graph of estimated unemployment rate showing people of color are more likely to be unemployed, while whites are less likely to be unemployed 


Percentage of households cost burdened

Source: 2019 American Community Survey 5-year data

graph of percent of population that are cost burdened showing people of color are more likely to be cost burdened

Cost-burden is defined as spending 30% or more of household income on housing costs, which may include monthly rent, mortgage, utilities, etc.


In 2017 County Administrator David Hough charged Hennepin County departments to prioritize disparity reduction through all lines of business. The charge: that all work begin from a commitment to reduce disparities among the residents we serve in the ways and places we have influence.

Steps to reduce disparities include:

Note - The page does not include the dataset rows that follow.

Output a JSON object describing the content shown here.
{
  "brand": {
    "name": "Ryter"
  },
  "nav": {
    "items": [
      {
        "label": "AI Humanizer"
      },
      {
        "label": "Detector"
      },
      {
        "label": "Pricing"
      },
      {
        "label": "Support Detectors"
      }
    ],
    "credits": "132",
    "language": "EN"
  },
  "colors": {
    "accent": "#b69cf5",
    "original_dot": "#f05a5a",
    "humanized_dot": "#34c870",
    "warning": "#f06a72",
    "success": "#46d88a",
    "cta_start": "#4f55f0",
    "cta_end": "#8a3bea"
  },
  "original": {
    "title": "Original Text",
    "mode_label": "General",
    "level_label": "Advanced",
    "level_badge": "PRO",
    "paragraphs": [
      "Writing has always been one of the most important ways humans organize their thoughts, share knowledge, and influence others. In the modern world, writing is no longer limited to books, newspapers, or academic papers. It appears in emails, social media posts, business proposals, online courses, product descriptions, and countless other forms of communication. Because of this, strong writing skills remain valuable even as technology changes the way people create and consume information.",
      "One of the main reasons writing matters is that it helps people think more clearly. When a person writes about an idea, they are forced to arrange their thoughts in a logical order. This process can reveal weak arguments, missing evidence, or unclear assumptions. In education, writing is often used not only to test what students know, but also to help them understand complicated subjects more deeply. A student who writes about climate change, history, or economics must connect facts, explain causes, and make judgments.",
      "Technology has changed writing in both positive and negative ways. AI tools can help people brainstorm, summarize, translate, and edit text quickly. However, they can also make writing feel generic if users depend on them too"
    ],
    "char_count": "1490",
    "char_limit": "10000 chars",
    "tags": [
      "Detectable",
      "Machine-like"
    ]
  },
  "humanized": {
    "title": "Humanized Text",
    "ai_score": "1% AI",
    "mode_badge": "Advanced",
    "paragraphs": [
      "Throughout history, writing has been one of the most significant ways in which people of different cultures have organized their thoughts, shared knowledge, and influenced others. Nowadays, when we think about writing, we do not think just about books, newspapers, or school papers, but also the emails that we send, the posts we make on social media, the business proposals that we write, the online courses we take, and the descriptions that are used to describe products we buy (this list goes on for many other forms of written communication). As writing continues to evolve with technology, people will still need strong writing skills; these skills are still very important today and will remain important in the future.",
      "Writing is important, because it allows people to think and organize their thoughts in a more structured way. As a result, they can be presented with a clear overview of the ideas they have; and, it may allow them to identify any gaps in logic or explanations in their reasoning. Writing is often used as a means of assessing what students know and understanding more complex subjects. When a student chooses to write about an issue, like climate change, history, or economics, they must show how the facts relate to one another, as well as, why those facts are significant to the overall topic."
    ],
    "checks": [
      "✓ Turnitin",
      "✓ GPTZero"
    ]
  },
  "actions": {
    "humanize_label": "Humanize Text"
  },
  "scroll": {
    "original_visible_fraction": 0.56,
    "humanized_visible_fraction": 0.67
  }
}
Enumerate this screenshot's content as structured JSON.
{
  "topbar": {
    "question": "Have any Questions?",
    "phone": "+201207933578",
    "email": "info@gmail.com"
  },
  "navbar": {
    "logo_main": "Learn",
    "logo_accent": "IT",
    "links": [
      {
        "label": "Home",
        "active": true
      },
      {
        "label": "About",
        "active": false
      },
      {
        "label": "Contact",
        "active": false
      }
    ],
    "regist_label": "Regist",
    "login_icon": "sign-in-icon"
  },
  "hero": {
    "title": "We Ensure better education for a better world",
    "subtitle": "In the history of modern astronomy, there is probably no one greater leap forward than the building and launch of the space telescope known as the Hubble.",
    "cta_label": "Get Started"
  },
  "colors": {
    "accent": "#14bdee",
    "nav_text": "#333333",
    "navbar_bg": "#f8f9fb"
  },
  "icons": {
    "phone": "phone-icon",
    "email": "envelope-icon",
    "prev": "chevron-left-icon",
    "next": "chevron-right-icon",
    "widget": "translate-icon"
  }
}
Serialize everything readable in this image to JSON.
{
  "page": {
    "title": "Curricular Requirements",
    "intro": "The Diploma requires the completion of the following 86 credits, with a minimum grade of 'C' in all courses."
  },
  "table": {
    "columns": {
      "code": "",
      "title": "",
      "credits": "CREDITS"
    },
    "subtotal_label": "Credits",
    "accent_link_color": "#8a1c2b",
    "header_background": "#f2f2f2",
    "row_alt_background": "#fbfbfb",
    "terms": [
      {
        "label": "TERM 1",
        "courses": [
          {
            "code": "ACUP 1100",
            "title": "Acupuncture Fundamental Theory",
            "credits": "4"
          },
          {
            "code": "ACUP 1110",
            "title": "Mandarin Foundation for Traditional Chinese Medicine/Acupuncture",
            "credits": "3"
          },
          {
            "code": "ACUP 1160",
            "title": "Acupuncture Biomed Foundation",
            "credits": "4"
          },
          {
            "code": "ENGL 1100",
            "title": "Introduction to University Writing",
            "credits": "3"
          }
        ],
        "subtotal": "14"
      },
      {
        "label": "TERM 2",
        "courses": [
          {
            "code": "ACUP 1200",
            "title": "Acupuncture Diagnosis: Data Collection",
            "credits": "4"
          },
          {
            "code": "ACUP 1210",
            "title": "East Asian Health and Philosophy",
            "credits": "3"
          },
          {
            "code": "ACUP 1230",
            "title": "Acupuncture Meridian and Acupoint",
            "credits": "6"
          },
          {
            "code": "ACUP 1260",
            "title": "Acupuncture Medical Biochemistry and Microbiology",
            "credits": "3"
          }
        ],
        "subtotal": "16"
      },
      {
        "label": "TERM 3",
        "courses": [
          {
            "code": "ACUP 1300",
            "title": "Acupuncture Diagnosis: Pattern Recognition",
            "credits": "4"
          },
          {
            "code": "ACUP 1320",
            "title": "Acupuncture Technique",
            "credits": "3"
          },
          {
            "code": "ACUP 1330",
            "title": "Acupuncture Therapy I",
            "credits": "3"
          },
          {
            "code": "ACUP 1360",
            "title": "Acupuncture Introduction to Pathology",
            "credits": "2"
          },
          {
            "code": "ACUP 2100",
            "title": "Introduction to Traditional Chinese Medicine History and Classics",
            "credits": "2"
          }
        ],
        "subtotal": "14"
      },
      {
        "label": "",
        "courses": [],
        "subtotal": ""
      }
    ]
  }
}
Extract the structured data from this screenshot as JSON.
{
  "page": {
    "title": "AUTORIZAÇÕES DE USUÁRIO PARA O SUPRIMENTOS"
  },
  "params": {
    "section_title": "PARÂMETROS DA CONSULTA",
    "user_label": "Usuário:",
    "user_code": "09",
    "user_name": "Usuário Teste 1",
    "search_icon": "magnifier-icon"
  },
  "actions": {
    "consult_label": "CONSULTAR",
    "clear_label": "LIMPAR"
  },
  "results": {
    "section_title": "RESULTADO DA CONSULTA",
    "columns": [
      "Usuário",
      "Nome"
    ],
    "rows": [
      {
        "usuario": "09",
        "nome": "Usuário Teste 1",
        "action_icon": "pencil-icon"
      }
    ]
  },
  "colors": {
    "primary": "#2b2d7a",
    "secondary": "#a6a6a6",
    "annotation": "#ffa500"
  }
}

  • Identifying seven disparity domain areas (education, employment, income, health, housing, transportation, justice) where county action can have the most impact
  • Launching a Disparity Reduction Governance Board and identifying domain priorities
  • Creating a legislative platform that seeks to reduce system disparities, such as reducing the number of families of color involved in the child protection system
  • Addressing the conditions that drive involvement into the justice system and developing new strategies to assist ex-offenders as they integrate back home
  • Targeting funding, policies and service delivery to disrupt racism in the response to people experiencing homelessness
  • Using purchasing power to drive economic development in disadvantaged communities
  • Training workers for tomorrow’s jobs while helping clients be more self-sufficient
  • Requiring Advancing Racial Equity training for all staff, helping employees gain awareness, develop skills and be positioned to apply the learning in their work
  • Adopting a Racial Equity Impact Tool to consider how different racial and ethnic groups will be affected by a proposed action or decision and provide a systematic way to engage the voices of those affected by decisions, surface unintended consequences of decisions before they are made, and reveal a wider range of options for policy choices
  • Creating the Disparity Reduction Line of Business to intentionally provide direction and strategy to foster institutional change that reduces and eliminates racial disparities in Hennepin County
  • Declaring racism a public health crisis
  • Creating a Race Equity Advisory Council to advise the county board on the county’s vision and strategy on reducing racial disparities and advancing racial equity throughout Hennepin County
  • Allocating $240 million federal American Rescue Plan (ARPA) Act funding toward the seven disparity domains
  • Adopting a Climate Action Plan with strategies to cut greenhouse gas emissions and adapt to the changing climate in ways that reduce vulnerabilities and ensure a more equitable and resilient county
  • Raising the minimum wage for county employees to $20 an hour
  • Recognizing Juneteenth as a county holiday to commemorate the end of slavery and the triumphs, culture, and achievements of African Americans locally and across the United States